Where in the data below does the word "icon" appear? Copy every line that has it.

App and web page records:
*** Begin section ***

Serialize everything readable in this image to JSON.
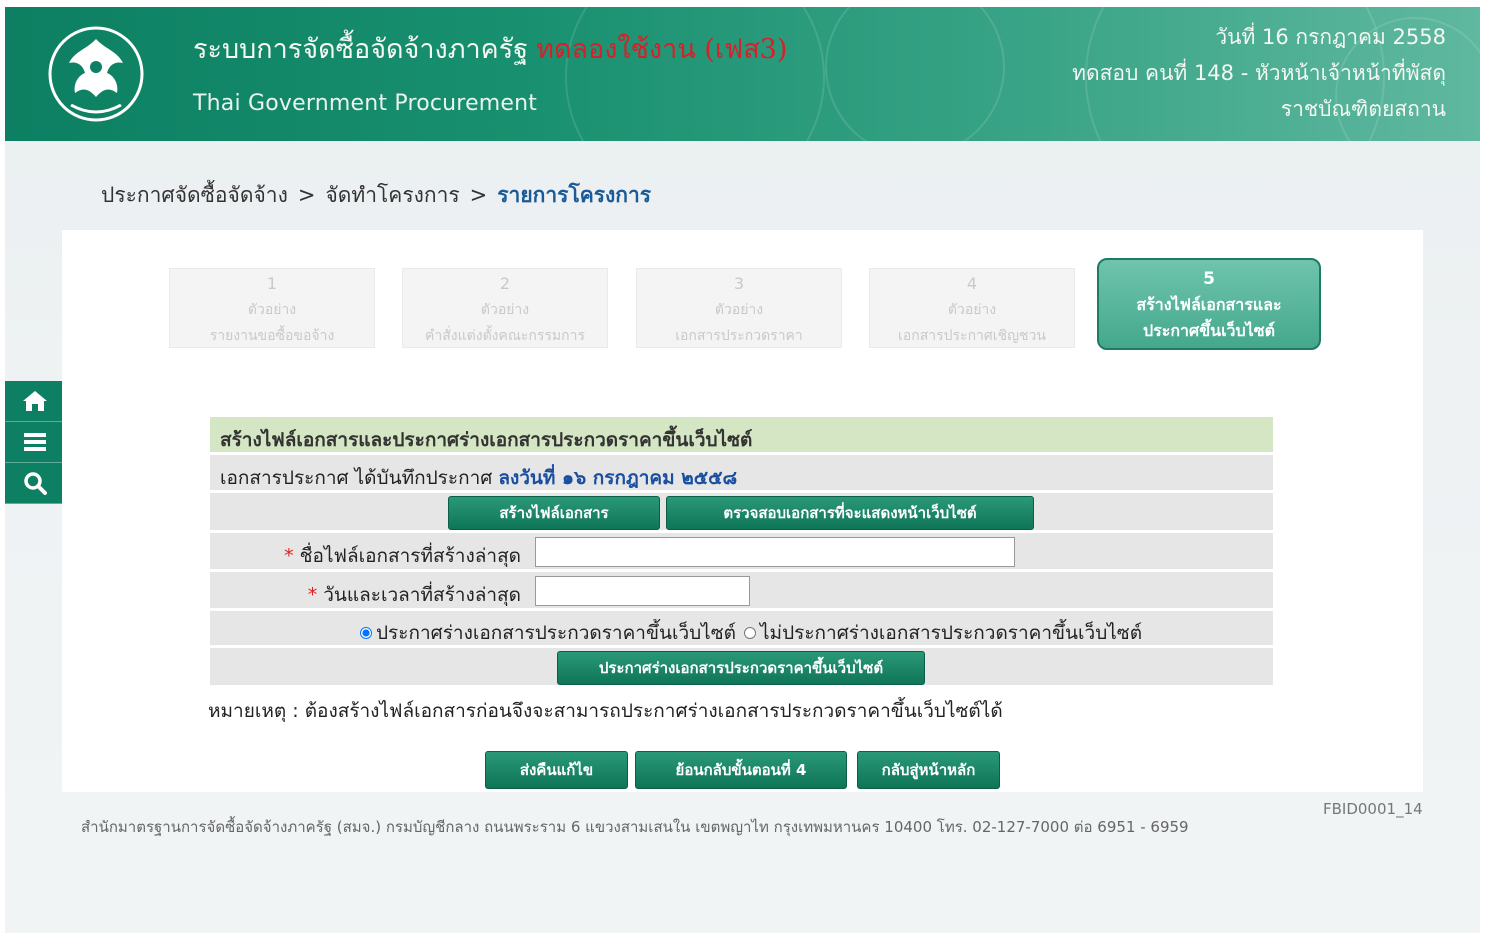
{
  "header": {
    "system_title": "ระบบการจัดซื้อจัดจ้างภาครัฐ",
    "trial_label": "ทดลองใช้งาน (เฟส3)",
    "subtitle": "Thai Government Procurement",
    "date": "วันที่ 16 กรกฎาคม 2558",
    "user": "ทดสอบ คนที่ 148 - หัวหน้าเจ้าหน้าที่พัสดุ",
    "org": "ราชบัณฑิตยสถาน"
  },
  "breadcrumb": {
    "item1": "ประกาศจัดซื้อจัดจ้าง",
    "item2": "จัดทำโครงการ",
    "item3": "รายการโครงการ",
    "separator": ">"
  },
  "side_tools": [
    "home-icon",
    "menu-icon",
    "search-icon"
  ],
  "steps": [
    {
      "num": "1",
      "line1": "ตัวอย่าง",
      "line2": "รายงานขอซื้อขอจ้าง"
    },
    {
      "num": "2",
      "line1": "ตัวอย่าง",
      "line2": "คำสั่งแต่งตั้งคณะกรรมการ"
    },
    {
      "num": "3",
      "line1": "ตัวอย่าง",
      "line2": "เอกสารประกวดราคา"
    },
    {
      "num": "4",
      "line1": "ตัวอย่าง",
      "line2": "เอกสารประกาศเชิญชวน"
    },
    {
      "num": "5",
      "line1": "สร้างไฟล์เอกสารและ",
      "line2": "ประกาศขึ้นเว็บไซต์"
    }
  ],
  "form": {
    "title": "สร้างไฟล์เอกสารและประกาศร่างเอกสารประกวดราคาขึ้นเว็บไซต์",
    "info_label": "เอกสารประกาศ ได้บันทึกประกาศ",
    "info_value": "ลงวันที่ ๑๖ กรกฎาคม ๒๕๕๘",
    "create_file_button": "สร้างไฟล์เอกสาร",
    "check_docs_button": "ตรวจสอบเอกสารที่จะแสดงหน้าเว็บไซต์",
    "required_mark": "*",
    "latest_file_label": "ชื่อไฟล์เอกสารที่สร้างล่าสุด",
    "latest_file_value": "",
    "latest_time_label": "วันและเวลาที่สร้างล่าสุด",
    "latest_time_value": "",
    "radio_publish": "ประกาศร่างเอกสารประกวดราคาขึ้นเว็บไซต์",
    "radio_no_publish": "ไม่ประกาศร่างเอกสารประกวดราคาขึ้นเว็บไซต์",
    "publish_button": "ประกาศร่างเอกสารประกวดราคาขึ้นเว็บไซต์",
    "note": "หมายเหตุ : ต้องสร้างไฟล์เอกสารก่อนจึงจะสามารถประกาศร่างเอกสารประกวดราคาขึ้นเว็บไซต์ได้"
  },
  "actions": {
    "return_edit": "ส่งคืนแก้ไข",
    "back_step4": "ย้อนกลับขั้นตอนที่ 4",
    "home": "กลับสู่หน้าหลัก"
  },
  "footer": {
    "address": "สำนักมาตรฐานการจัดซื้อจัดจ้างภาครัฐ (สมจ.) กรมบัญชีกลาง ถนนพระราม 6 แขวงสามเสนใน เขตพญาไท กรุงเทพมหานคร 10400 โทร. 02-127-7000 ต่อ 6951 - 6959",
    "page_id": "FBID0001_14"
  },
  "colors": {
    "header_green": "#0d7f62",
    "button_green": "#1a8a69",
    "trial_red": "#d8202a",
    "breadcrumb_current": "#1a5a96",
    "title_row": "#d4e6c4"
  }
}
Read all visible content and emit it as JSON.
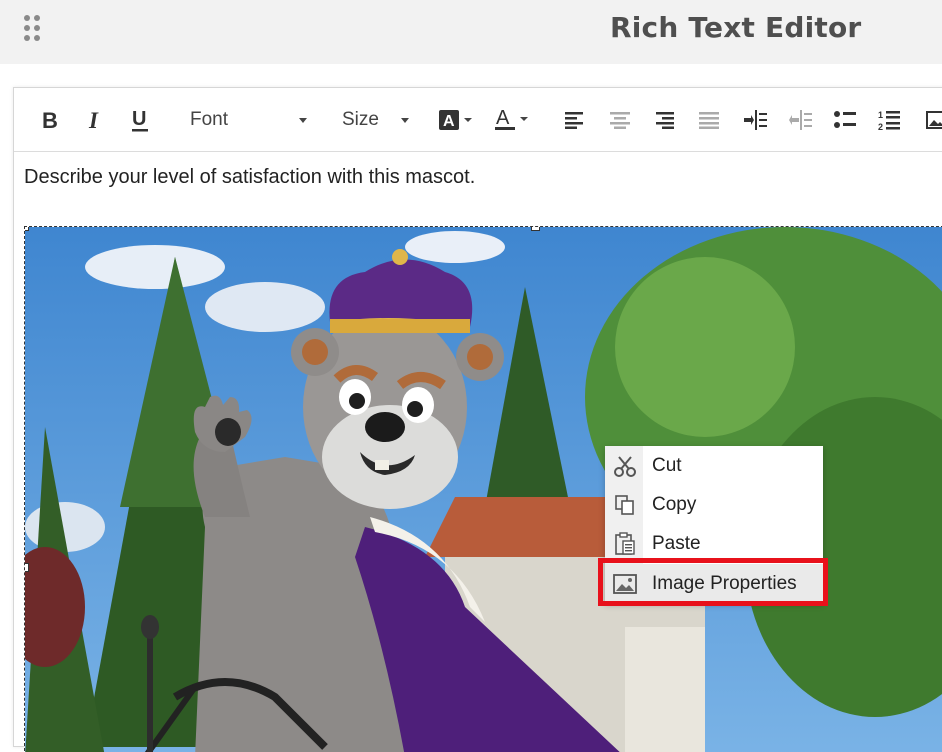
{
  "app": {
    "title": "Rich Text Editor"
  },
  "toolbar": {
    "font_label": "Font",
    "size_label": "Size"
  },
  "editor": {
    "prompt": "Describe your level of satisfaction with this mascot."
  },
  "context_menu": {
    "items": [
      {
        "label": "Cut",
        "icon": "scissors-icon"
      },
      {
        "label": "Copy",
        "icon": "copy-icon"
      },
      {
        "label": "Paste",
        "icon": "paste-icon"
      },
      {
        "label": "Image Properties",
        "icon": "image-icon"
      }
    ]
  },
  "colors": {
    "highlight": "#e8111b",
    "crown_purple": "#5b2a86",
    "sky": "#4a8fd4"
  }
}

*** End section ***

▶ RESPONSE FOR THIS EXERCISE:
    "home-icon",
    "menu-icon",
    "search-icon"
        "icon": "scissors-icon"
        "icon": "copy-icon"
        "icon": "paste-icon"
        "icon": "image-icon"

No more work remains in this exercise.